**Work task**. In the data that follows, how many lines include the string "quote"? Answer with the number alone.

**Supplied records**.
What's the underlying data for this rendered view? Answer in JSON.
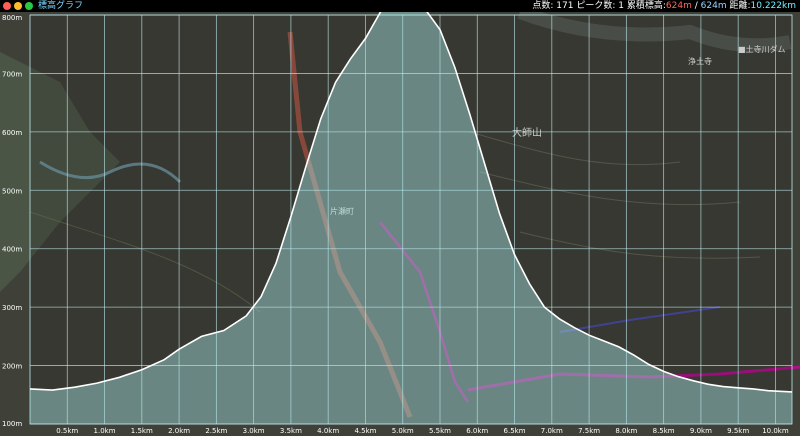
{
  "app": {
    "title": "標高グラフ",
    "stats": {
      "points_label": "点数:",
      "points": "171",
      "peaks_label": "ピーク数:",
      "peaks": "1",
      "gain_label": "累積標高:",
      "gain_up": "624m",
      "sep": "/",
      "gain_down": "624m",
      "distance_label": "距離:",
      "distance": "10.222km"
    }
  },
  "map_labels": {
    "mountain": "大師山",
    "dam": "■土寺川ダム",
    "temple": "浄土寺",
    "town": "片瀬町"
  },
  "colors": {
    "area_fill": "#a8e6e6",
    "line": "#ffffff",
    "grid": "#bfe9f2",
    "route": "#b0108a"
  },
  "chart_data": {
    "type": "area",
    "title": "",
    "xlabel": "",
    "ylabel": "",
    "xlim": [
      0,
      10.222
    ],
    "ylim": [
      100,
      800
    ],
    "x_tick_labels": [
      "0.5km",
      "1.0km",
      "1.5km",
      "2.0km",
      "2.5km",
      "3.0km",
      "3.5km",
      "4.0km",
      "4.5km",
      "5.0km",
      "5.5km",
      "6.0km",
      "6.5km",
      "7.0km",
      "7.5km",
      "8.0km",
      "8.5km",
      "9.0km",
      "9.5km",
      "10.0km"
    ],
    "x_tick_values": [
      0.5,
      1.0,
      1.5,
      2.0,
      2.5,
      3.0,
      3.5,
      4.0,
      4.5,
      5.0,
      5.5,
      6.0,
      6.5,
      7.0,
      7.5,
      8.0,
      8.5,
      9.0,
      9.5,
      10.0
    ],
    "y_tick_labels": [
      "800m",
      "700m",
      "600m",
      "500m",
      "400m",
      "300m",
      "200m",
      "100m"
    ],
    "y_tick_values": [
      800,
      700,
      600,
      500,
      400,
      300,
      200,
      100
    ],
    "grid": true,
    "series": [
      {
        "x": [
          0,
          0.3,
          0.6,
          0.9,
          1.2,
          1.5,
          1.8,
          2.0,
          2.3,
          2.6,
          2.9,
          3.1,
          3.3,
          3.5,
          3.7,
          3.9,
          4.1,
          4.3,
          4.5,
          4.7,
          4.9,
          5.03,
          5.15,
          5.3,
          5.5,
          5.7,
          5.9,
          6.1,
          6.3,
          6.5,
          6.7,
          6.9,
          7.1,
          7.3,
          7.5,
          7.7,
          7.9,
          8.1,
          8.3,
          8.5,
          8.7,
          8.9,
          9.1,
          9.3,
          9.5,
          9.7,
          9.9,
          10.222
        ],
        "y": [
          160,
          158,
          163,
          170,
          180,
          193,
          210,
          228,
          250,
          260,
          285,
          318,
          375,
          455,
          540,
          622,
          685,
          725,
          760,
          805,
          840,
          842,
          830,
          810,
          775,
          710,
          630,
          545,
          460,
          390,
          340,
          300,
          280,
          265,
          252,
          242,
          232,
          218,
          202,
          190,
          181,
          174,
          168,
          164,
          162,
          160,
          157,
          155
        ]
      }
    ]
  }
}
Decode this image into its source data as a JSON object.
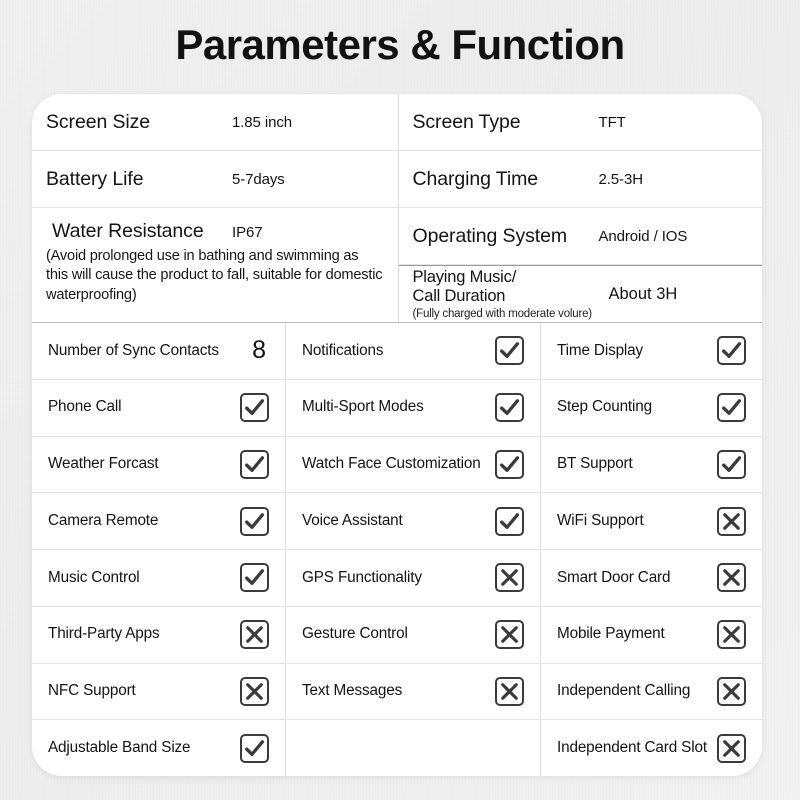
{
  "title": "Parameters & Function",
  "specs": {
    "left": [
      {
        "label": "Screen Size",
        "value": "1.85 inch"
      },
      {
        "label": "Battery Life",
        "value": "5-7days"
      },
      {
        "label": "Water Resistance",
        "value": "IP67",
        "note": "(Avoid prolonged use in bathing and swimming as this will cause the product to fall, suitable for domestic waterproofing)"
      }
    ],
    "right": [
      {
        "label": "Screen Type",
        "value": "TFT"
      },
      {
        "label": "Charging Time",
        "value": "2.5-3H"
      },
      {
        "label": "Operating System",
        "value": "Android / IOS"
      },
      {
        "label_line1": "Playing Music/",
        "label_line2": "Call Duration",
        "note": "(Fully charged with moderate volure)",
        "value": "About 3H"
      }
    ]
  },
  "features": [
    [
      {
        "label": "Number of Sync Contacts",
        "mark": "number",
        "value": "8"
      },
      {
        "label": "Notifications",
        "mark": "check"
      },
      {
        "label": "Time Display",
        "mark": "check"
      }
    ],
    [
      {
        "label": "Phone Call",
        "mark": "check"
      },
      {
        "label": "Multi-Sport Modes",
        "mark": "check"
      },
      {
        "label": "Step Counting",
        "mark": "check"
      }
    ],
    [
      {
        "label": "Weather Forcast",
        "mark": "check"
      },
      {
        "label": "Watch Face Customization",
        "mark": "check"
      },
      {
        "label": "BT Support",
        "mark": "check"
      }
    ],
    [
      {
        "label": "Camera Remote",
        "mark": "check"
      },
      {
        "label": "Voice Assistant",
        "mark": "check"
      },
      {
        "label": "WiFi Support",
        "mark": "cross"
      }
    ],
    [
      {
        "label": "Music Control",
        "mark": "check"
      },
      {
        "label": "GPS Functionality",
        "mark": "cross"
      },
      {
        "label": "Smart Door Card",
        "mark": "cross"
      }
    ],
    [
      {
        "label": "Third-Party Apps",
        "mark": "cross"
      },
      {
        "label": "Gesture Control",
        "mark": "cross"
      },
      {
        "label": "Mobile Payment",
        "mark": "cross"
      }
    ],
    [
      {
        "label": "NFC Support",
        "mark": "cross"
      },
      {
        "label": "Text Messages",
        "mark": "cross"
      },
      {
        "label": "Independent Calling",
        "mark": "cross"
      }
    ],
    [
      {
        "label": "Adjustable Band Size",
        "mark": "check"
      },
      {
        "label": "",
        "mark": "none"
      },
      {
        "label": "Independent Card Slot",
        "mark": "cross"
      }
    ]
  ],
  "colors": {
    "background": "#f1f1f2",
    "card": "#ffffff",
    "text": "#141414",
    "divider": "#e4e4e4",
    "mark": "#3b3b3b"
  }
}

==

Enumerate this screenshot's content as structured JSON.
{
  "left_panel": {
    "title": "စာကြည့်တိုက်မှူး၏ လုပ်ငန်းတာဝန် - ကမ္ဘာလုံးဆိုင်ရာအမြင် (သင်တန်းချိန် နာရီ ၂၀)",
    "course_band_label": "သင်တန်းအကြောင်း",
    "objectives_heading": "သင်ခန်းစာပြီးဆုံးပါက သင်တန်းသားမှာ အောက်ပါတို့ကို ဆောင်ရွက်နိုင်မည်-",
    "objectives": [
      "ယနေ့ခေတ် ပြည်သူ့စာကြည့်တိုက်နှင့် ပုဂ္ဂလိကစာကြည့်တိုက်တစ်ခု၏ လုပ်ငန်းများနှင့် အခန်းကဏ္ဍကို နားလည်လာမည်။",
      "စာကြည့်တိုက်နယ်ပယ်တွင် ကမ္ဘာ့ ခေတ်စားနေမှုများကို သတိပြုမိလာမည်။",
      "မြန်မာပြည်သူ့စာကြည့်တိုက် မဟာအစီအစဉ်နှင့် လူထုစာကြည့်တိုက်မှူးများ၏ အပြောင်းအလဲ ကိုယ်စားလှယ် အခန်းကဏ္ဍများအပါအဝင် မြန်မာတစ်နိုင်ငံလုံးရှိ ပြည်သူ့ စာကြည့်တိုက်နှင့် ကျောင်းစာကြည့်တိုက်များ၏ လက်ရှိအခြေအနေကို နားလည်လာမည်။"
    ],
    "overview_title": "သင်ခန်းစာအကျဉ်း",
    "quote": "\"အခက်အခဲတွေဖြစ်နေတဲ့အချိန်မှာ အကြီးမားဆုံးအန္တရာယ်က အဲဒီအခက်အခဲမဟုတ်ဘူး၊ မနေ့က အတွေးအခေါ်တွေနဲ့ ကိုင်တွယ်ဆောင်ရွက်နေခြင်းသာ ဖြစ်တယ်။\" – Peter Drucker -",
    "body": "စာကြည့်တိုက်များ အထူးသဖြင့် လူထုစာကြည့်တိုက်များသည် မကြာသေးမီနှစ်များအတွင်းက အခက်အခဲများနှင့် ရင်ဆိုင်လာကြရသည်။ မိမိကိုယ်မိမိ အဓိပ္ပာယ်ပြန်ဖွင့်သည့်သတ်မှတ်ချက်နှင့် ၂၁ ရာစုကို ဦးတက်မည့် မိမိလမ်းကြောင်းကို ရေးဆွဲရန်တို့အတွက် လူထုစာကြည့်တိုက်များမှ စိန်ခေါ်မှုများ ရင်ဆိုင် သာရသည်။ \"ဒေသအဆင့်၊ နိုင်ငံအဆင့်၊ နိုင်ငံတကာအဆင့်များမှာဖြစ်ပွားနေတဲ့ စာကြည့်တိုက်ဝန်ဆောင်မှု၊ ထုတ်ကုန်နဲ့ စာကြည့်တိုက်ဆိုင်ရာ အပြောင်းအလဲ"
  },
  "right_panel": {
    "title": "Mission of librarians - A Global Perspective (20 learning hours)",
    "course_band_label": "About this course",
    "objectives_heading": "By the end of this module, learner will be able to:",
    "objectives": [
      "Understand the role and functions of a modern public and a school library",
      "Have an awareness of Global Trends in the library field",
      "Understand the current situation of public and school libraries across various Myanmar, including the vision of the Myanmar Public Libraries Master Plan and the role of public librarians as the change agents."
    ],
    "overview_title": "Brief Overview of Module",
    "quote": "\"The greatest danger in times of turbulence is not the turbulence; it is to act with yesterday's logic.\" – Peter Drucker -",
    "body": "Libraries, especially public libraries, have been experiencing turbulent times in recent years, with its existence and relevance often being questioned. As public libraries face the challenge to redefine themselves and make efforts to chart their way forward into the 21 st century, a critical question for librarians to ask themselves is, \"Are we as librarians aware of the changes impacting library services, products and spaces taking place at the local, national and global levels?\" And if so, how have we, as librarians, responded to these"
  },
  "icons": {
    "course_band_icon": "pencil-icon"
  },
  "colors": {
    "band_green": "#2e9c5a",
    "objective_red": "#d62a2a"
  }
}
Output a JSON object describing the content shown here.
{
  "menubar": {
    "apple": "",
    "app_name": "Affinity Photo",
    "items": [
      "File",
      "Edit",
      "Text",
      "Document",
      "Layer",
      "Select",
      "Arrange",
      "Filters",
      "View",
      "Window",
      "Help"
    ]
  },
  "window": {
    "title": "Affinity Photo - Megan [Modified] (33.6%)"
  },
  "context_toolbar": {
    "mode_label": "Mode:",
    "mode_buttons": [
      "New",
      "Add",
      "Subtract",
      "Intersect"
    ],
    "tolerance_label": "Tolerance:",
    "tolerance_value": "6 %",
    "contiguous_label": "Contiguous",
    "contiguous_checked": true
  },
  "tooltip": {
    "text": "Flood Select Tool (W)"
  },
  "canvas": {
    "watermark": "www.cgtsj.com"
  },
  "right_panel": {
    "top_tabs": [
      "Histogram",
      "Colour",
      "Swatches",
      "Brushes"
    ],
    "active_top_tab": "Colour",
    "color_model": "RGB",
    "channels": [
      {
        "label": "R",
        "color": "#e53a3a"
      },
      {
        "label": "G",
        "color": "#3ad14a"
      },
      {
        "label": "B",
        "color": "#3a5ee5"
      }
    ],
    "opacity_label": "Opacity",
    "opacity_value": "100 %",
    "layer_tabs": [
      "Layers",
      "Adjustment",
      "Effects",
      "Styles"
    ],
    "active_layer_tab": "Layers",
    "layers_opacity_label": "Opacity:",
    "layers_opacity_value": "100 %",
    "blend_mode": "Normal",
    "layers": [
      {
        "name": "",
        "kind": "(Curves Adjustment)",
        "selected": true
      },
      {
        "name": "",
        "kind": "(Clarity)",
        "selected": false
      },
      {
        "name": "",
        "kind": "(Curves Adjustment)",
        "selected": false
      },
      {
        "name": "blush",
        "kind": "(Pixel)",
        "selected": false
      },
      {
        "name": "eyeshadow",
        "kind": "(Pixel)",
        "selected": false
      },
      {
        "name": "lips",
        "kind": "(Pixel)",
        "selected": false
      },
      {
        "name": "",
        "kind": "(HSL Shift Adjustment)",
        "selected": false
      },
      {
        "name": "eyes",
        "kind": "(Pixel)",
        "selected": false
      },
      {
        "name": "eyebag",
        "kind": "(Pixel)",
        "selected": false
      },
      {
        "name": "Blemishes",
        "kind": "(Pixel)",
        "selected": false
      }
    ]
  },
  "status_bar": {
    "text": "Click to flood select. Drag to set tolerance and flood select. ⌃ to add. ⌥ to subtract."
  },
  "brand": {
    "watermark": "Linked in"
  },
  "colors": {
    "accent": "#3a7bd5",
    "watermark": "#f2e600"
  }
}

**Task solution**. 2